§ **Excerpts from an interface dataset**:
%%
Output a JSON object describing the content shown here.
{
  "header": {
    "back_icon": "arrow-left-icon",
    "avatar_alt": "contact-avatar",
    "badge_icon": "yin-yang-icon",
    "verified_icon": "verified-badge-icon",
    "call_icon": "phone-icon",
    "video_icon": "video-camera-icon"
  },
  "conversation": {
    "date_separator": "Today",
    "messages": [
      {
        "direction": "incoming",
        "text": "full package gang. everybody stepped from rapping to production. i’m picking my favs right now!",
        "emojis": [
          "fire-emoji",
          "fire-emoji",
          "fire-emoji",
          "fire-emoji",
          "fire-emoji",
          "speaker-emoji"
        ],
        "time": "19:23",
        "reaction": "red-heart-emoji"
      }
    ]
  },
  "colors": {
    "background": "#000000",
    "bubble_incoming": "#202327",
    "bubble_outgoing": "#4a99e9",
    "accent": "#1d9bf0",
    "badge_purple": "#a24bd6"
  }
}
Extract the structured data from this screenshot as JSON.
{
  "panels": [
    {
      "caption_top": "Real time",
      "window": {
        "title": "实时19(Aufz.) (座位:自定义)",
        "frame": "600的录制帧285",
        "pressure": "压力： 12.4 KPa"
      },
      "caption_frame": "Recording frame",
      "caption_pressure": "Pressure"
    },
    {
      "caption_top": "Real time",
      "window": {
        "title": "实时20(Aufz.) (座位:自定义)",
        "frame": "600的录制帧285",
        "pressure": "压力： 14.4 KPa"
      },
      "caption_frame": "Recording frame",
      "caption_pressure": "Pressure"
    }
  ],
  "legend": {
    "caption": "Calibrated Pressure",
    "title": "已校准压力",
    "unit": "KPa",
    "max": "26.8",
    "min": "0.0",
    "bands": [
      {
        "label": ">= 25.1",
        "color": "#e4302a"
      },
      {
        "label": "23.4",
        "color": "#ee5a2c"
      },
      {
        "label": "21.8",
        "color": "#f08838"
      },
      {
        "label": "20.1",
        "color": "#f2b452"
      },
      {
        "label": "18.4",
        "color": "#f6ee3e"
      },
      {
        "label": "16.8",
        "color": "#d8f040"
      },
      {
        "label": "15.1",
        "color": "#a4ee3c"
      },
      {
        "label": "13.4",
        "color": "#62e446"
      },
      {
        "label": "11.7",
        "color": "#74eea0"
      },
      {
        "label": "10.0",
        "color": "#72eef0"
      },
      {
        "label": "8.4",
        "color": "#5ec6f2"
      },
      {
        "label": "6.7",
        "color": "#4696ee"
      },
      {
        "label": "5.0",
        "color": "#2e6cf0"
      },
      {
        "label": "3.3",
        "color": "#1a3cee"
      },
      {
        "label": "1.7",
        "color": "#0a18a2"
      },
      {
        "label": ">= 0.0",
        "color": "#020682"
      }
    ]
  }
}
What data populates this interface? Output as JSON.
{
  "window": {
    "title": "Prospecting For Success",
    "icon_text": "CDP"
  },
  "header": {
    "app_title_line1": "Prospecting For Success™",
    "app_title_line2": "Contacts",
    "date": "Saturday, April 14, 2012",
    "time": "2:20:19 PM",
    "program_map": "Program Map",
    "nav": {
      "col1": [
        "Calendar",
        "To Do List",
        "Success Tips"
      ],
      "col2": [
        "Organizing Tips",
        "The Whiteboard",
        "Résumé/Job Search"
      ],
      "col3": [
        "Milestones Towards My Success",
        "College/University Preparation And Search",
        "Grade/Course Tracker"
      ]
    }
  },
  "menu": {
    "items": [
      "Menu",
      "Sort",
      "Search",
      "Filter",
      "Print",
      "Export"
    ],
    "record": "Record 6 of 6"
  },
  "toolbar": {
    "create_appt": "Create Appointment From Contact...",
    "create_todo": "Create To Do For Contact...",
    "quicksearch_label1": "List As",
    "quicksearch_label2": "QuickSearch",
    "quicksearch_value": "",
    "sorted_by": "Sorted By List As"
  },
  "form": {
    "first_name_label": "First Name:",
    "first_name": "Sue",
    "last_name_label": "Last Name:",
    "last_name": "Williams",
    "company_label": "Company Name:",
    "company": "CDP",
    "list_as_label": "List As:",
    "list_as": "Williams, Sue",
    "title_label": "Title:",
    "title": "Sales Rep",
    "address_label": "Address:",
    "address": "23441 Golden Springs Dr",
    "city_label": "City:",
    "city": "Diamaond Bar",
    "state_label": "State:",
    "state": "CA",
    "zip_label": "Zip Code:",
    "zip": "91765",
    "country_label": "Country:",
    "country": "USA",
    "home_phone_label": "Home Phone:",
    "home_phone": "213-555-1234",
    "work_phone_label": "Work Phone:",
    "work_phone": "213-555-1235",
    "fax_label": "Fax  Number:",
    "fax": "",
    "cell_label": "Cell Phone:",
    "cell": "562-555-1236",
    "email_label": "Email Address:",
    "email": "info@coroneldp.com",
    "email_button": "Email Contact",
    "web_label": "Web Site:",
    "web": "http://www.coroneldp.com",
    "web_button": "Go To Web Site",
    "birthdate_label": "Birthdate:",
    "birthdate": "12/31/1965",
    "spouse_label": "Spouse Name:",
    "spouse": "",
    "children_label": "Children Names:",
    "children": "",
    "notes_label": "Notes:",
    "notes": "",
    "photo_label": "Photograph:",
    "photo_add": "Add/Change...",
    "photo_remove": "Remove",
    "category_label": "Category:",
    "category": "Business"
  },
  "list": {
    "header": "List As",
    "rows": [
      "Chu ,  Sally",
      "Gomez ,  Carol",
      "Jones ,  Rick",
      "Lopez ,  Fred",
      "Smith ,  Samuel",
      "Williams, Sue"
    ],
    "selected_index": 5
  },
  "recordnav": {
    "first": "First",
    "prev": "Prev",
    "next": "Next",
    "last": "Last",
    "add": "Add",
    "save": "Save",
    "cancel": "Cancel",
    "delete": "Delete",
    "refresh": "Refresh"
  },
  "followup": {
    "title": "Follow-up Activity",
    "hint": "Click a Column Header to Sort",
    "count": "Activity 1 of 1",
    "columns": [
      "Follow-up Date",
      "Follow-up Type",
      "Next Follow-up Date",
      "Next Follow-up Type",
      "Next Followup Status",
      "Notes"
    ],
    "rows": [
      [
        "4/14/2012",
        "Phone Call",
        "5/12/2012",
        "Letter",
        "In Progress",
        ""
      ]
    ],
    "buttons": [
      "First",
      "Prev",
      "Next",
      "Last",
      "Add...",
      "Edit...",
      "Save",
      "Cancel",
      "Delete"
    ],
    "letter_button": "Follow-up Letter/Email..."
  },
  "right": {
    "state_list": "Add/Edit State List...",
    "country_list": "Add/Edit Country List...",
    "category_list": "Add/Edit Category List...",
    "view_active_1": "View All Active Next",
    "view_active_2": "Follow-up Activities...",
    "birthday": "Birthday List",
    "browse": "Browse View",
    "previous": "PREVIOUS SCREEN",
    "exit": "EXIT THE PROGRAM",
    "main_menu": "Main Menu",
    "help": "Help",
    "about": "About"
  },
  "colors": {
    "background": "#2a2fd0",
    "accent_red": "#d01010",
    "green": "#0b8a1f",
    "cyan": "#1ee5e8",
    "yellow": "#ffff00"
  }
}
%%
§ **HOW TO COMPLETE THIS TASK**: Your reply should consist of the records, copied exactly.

§ **ANSWER BOX**:
Output a JSON object describing the content shown here.
{
  "header": {
    "back_icon": "arrow-left-icon",
    "avatar_alt": "contact-avatar",
    "badge_icon": "yin-yang-icon",
    "verified_icon": "verified-badge-icon",
    "call_icon": "phone-icon",
    "video_icon": "video-camera-icon"
  },
  "conversation": {
    "date_separator": "Today",
    "messages": [
      {
        "direction": "incoming",
        "text": "full package gang. everybody stepped from rapping to production. i’m picking my favs right now!",
        "emojis": [
          "fire-emoji",
          "fire-emoji",
          "fire-emoji",
          "fire-emoji",
          "fire-emoji",
          "speaker-emoji"
        ],
        "time": "19:23",
        "reaction": "red-heart-emoji"
      }
    ]
  },
  "colors": {
    "background": "#000000",
    "bubble_incoming": "#202327",
    "bubble_outgoing": "#4a99e9",
    "accent": "#1d9bf0",
    "badge_purple": "#a24bd6"
  }
}
Extract the structured data from this screenshot as JSON.
{
  "panels": [
    {
      "caption_top": "Real time",
      "window": {
        "title": "实时19(Aufz.) (座位:自定义)",
        "frame": "600的录制帧285",
        "pressure": "压力： 12.4 KPa"
      },
      "caption_frame": "Recording frame",
      "caption_pressure": "Pressure"
    },
    {
      "caption_top": "Real time",
      "window": {
        "title": "实时20(Aufz.) (座位:自定义)",
        "frame": "600的录制帧285",
        "pressure": "压力： 14.4 KPa"
      },
      "caption_frame": "Recording frame",
      "caption_pressure": "Pressure"
    }
  ],
  "legend": {
    "caption": "Calibrated Pressure",
    "title": "已校准压力",
    "unit": "KPa",
    "max": "26.8",
    "min": "0.0",
    "bands": [
      {
        "label": ">= 25.1",
        "color": "#e4302a"
      },
      {
        "label": "23.4",
        "color": "#ee5a2c"
      },
      {
        "label": "21.8",
        "color": "#f08838"
      },
      {
        "label": "20.1",
        "color": "#f2b452"
      },
      {
        "label": "18.4",
        "color": "#f6ee3e"
      },
      {
        "label": "16.8",
        "color": "#d8f040"
      },
      {
        "label": "15.1",
        "color": "#a4ee3c"
      },
      {
        "label": "13.4",
        "color": "#62e446"
      },
      {
        "label": "11.7",
        "color": "#74eea0"
      },
      {
        "label": "10.0",
        "color": "#72eef0"
      },
      {
        "label": "8.4",
        "color": "#5ec6f2"
      },
      {
        "label": "6.7",
        "color": "#4696ee"
      },
      {
        "label": "5.0",
        "color": "#2e6cf0"
      },
      {
        "label": "3.3",
        "color": "#1a3cee"
      },
      {
        "label": "1.7",
        "color": "#0a18a2"
      },
      {
        "label": ">= 0.0",
        "color": "#020682"
      }
    ]
  }
}
What data populates this interface? Output as JSON.
{
  "window": {
    "title": "Prospecting For Success",
    "icon_text": "CDP"
  },
  "header": {
    "app_title_line1": "Prospecting For Success™",
    "app_title_line2": "Contacts",
    "date": "Saturday, April 14, 2012",
    "time": "2:20:19 PM",
    "program_map": "Program Map",
    "nav": {
      "col1": [
        "Calendar",
        "To Do List",
        "Success Tips"
      ],
      "col2": [
        "Organizing Tips",
        "The Whiteboard",
        "Résumé/Job Search"
      ],
      "col3": [
        "Milestones Towards My Success",
        "College/University Preparation And Search",
        "Grade/Course Tracker"
      ]
    }
  },
  "menu": {
    "items": [
      "Menu",
      "Sort",
      "Search",
      "Filter",
      "Print",
      "Export"
    ],
    "record": "Record 6 of 6"
  },
  "toolbar": {
    "create_appt": "Create Appointment From Contact...",
    "create_todo": "Create To Do For Contact...",
    "quicksearch_label1": "List As",
    "quicksearch_label2": "QuickSearch",
    "quicksearch_value": "",
    "sorted_by": "Sorted By List As"
  },
  "form": {
    "first_name_label": "First Name:",
    "first_name": "Sue",
    "last_name_label": "Last Name:",
    "last_name": "Williams",
    "company_label": "Company Name:",
    "company": "CDP",
    "list_as_label": "List As:",
    "list_as": "Williams, Sue",
    "title_label": "Title:",
    "title": "Sales Rep",
    "address_label": "Address:",
    "address": "23441 Golden Springs Dr",
    "city_label": "City:",
    "city": "Diamaond Bar",
    "state_label": "State:",
    "state": "CA",
    "zip_label": "Zip Code:",
    "zip": "91765",
    "country_label": "Country:",
    "country": "USA",
    "home_phone_label": "Home Phone:",
    "home_phone": "213-555-1234",
    "work_phone_label": "Work Phone:",
    "work_phone": "213-555-1235",
    "fax_label": "Fax  Number:",
    "fax": "",
    "cell_label": "Cell Phone:",
    "cell": "562-555-1236",
    "email_label": "Email Address:",
    "email": "info@coroneldp.com",
    "email_button": "Email Contact",
    "web_label": "Web Site:",
    "web": "http://www.coroneldp.com",
    "web_button": "Go To Web Site",
    "birthdate_label": "Birthdate:",
    "birthdate": "12/31/1965",
    "spouse_label": "Spouse Name:",
    "spouse": "",
    "children_label": "Children Names:",
    "children": "",
    "notes_label": "Notes:",
    "notes": "",
    "photo_label": "Photograph:",
    "photo_add": "Add/Change...",
    "photo_remove": "Remove",
    "category_label": "Category:",
    "category": "Business"
  },
  "list": {
    "header": "List As",
    "rows": [
      "Chu ,  Sally",
      "Gomez ,  Carol",
      "Jones ,  Rick",
      "Lopez ,  Fred",
      "Smith ,  Samuel",
      "Williams, Sue"
    ],
    "selected_index": 5
  },
  "recordnav": {
    "first": "First",
    "prev": "Prev",
    "next": "Next",
    "last": "Last",
    "add": "Add",
    "save": "Save",
    "cancel": "Cancel",
    "delete": "Delete",
    "refresh": "Refresh"
  },
  "followup": {
    "title": "Follow-up Activity",
    "hint": "Click a Column Header to Sort",
    "count": "Activity 1 of 1",
    "columns": [
      "Follow-up Date",
      "Follow-up Type",
      "Next Follow-up Date",
      "Next Follow-up Type",
      "Next Followup Status",
      "Notes"
    ],
    "rows": [
      [
        "4/14/2012",
        "Phone Call",
        "5/12/2012",
        "Letter",
        "In Progress",
        ""
      ]
    ],
    "buttons": [
      "First",
      "Prev",
      "Next",
      "Last",
      "Add...",
      "Edit...",
      "Save",
      "Cancel",
      "Delete"
    ],
    "letter_button": "Follow-up Letter/Email..."
  },
  "right": {
    "state_list": "Add/Edit State List...",
    "country_list": "Add/Edit Country List...",
    "category_list": "Add/Edit Category List...",
    "view_active_1": "View All Active Next",
    "view_active_2": "Follow-up Activities...",
    "birthday": "Birthday List",
    "browse": "Browse View",
    "previous": "PREVIOUS SCREEN",
    "exit": "EXIT THE PROGRAM",
    "main_menu": "Main Menu",
    "help": "Help",
    "about": "About"
  },
  "colors": {
    "background": "#2a2fd0",
    "accent_red": "#d01010",
    "green": "#0b8a1f",
    "cyan": "#1ee5e8",
    "yellow": "#ffff00"
  }
}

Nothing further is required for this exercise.